I am hopeful that this open access publication will reveal to students and early career researchers in Roman Studies that simulation is just one of those things they do now, alongside text criticism and ceramic analysis. I hope it will inspire them to explore other useful applications of the approaches showcased in this book. Roman Studies is blessed with a wealth of data that allows us to ask highly complex and important questions about the centuries-long history of a world power. Simulation and formal modelling has an important role to play in this. It allows us to specify our theories, to explore how well they are supported by data, to develop new theories and to focus our limited research resources on those theories that are most promising. I look forward to reading the contributions in this book more closely.
This open access book demonstrates the application of simulation modelling and network analysis techniques in the field of Roman studies. It summarizes and discusses the results of a 5-year research project carried out by the editors that aimed to apply spatial dynamical modelling to reconstruct and understand the socio-economic development of the Dutch part of the Roman frontier (limes) zone, in particular the agrarian economy and the related development of settlement patterns and transport networks in the area. The project papers are accompanied by invited chapters presenting case studies and reflections from other parts of the Roman Empire focusing on the themes of subsistence economy, demography, transport and mobility, and socio-economic networks in the Roman period.

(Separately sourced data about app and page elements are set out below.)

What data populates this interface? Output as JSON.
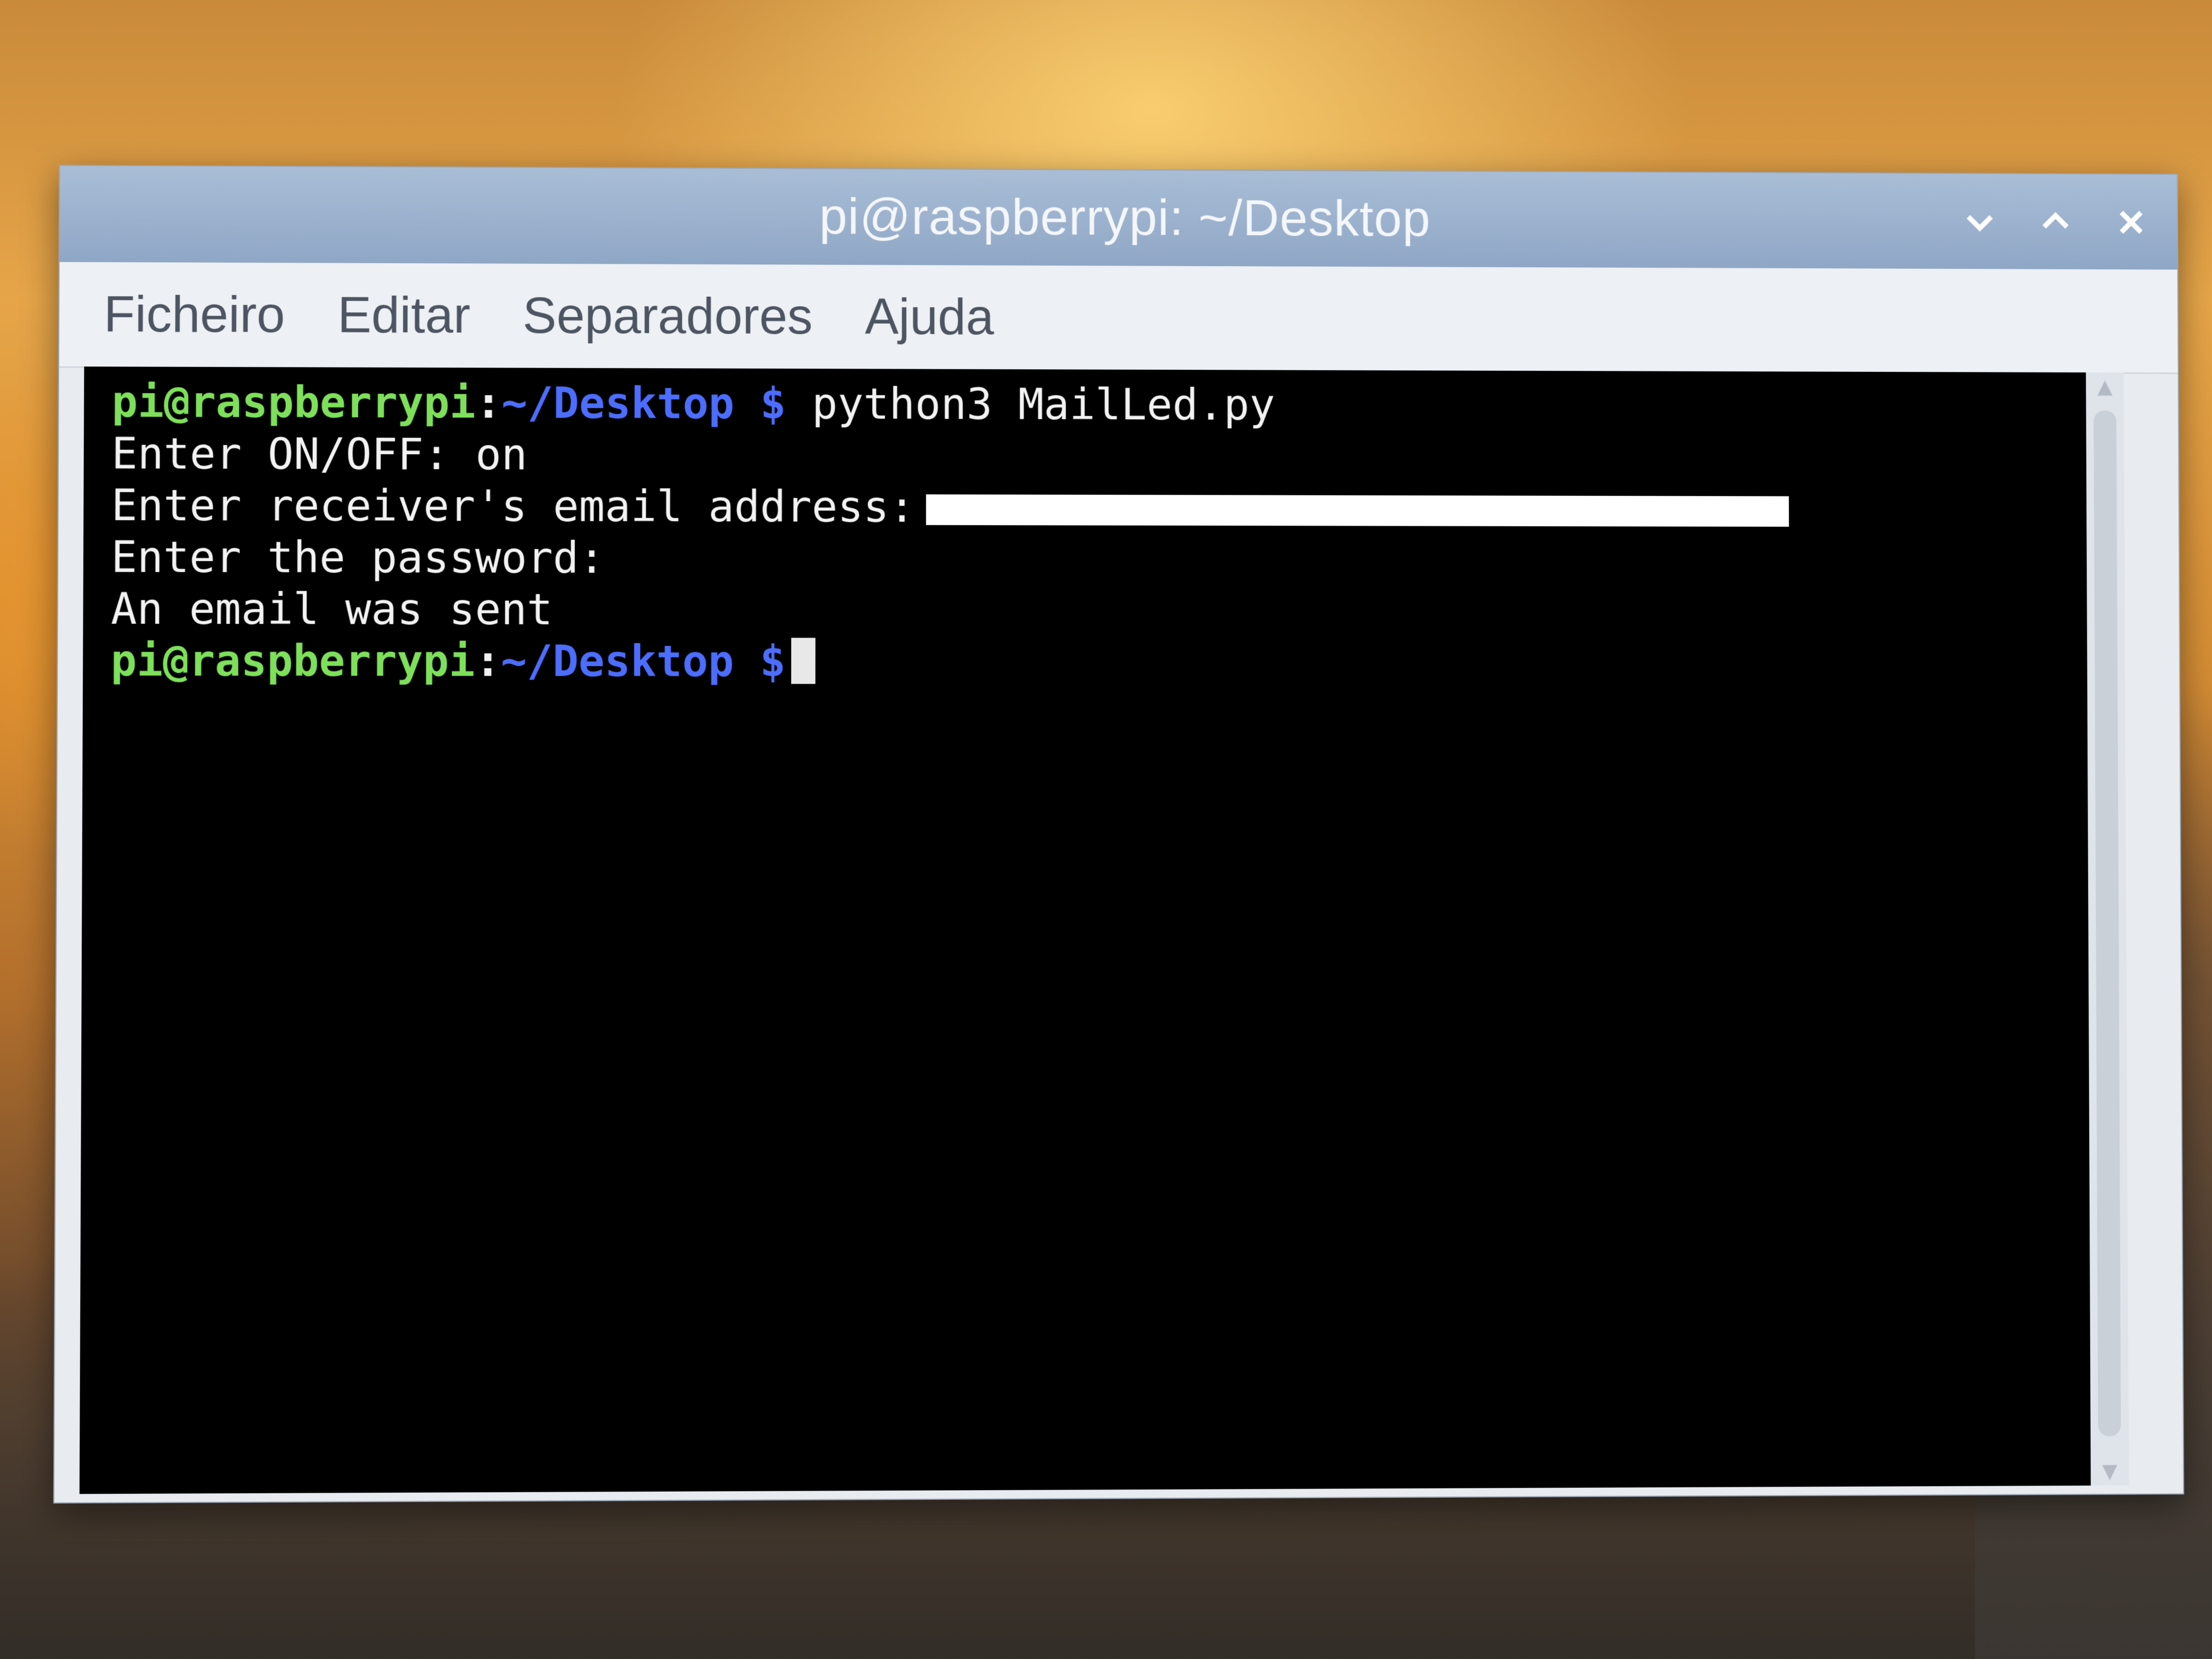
{
  "window": {
    "title": "pi@raspberrypi: ~/Desktop",
    "buttons": [
      "minimize-icon",
      "maximize-icon",
      "close-icon"
    ]
  },
  "menubar": {
    "items": [
      "Ficheiro",
      "Editar",
      "Separadores",
      "Ajuda"
    ]
  },
  "terminal": {
    "prompt_user": "pi@raspberrypi",
    "prompt_colon": ":",
    "prompt_path": "~/Desktop $",
    "command": "python3 MailLed.py",
    "output": [
      "Enter ON/OFF: on",
      "Enter receiver's email address:",
      "Enter the password:",
      "An email was sent"
    ],
    "colors": {
      "user": "#7ee05a",
      "path": "#4c6dff",
      "text": "#f2f2f2",
      "background": "#000000"
    }
  }
}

The book shows the added value of state-of-the-art computer modelling techniques and bridges computational and conventional approaches. Topics that will be of particular interest to archaeologists are the question of (forced) surplus production, the demographic and economic effects of the Roman occupation on the local population, and the structuring of transport networks and settlement patterns. For modellers, issues of sensitivity analysis and validation of modelling results are specifically addressed. This book will appeal to students and researchers working in the computational humanities and social sciences, in particular, archaeology and ancient history.
Via Maja Gori & Frederik Schaff
– with apologies for cross-posting –
We proudly announce the first Forum ReSoc “Agent-based Models in Archaeology: Are there Limits?” featuring Edmund Chattoe-Brown (University of Leicester) and Marc Vander Linden (University of Cambridge) as key-note speakers.
What is the role of agent-based modelling for archaeology? How does ABM contribute to interdisciplinary work and vice versa, how do different practices in the disciplines affect the way in which ABM is practised?
Following two key-notes by Edmund Chattoe-Brown and Marc Vander Linden, a panel composed by Iza Romanowska (Barcelona Supercomputing Center), Maria Ivanova-Bieg (Heidelberg University) and Michael Roos (Ruhr-University Bochum) will discuss these issues together with the speakers. We also invite the audience to comment and ask questions.
The Forum will be moderated by Maja Gori & Frederik Schaff (Ruhr-University Bochum, ReSoc – Resources in Societies Leibniz Postdoctoral School).
We invite students and researchers of all disciplines as well as the general public to join the event in Bochum on March 21st! Please note that if you will not make it in person, you can watch the live stream of the event on YouTube.
More information at: http://forum.resoc.de
See you in Bochum!
Maja Gori & Frederik Schaff